■ Your assignment: Using the records below, filter for lines that contain the string "Booking" and copy them out.

[Stored items]
------------------------

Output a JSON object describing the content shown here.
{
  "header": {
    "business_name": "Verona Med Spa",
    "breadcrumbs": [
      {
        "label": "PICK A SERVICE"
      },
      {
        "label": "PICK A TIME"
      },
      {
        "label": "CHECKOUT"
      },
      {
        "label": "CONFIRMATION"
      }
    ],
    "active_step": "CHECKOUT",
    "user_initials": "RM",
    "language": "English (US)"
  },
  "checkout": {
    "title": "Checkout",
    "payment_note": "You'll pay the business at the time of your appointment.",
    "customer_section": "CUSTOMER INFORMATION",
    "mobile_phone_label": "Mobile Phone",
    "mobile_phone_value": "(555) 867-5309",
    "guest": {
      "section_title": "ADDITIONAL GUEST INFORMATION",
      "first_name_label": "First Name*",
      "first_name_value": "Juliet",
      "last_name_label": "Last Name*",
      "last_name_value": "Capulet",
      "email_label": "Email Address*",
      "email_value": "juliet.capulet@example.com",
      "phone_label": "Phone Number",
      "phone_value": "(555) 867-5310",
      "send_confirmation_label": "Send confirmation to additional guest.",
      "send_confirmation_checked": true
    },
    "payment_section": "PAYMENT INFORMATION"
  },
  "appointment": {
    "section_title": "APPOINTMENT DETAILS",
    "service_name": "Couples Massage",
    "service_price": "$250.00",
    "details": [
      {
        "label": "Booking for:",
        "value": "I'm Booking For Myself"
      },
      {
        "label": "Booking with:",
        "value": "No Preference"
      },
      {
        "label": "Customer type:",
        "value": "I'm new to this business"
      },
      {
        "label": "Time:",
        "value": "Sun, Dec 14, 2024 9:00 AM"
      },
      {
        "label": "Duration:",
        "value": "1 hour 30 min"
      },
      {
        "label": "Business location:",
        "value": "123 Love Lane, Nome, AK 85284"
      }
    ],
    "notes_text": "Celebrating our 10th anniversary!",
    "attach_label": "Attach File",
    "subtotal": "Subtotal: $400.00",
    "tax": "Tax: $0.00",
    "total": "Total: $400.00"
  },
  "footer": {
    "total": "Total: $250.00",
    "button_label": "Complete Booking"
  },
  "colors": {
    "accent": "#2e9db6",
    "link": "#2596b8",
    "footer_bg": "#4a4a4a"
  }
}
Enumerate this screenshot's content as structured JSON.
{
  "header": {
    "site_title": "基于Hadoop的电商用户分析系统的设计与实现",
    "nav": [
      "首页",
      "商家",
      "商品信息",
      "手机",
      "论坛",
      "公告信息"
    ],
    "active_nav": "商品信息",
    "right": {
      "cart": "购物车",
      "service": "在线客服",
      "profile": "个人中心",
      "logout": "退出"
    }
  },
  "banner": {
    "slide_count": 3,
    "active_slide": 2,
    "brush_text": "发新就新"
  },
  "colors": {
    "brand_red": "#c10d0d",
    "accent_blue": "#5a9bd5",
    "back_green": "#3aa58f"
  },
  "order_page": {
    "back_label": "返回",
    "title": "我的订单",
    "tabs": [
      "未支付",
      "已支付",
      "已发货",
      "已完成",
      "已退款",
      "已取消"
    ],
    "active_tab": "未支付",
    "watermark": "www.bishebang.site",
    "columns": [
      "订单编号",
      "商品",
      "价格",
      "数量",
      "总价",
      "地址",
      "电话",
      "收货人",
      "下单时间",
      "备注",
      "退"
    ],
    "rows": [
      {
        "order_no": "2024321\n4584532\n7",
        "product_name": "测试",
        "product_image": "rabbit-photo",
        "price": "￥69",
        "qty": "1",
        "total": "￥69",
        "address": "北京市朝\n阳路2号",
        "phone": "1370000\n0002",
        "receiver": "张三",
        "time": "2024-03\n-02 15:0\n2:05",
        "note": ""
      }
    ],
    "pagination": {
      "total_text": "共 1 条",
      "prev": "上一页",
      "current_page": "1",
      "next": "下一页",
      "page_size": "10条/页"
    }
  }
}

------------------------

■ Reply:
        "label": "Booking for:",
        "value": "I'm Booking For Myself"
        "label": "Booking with:",
    "button_label": "Complete Booking"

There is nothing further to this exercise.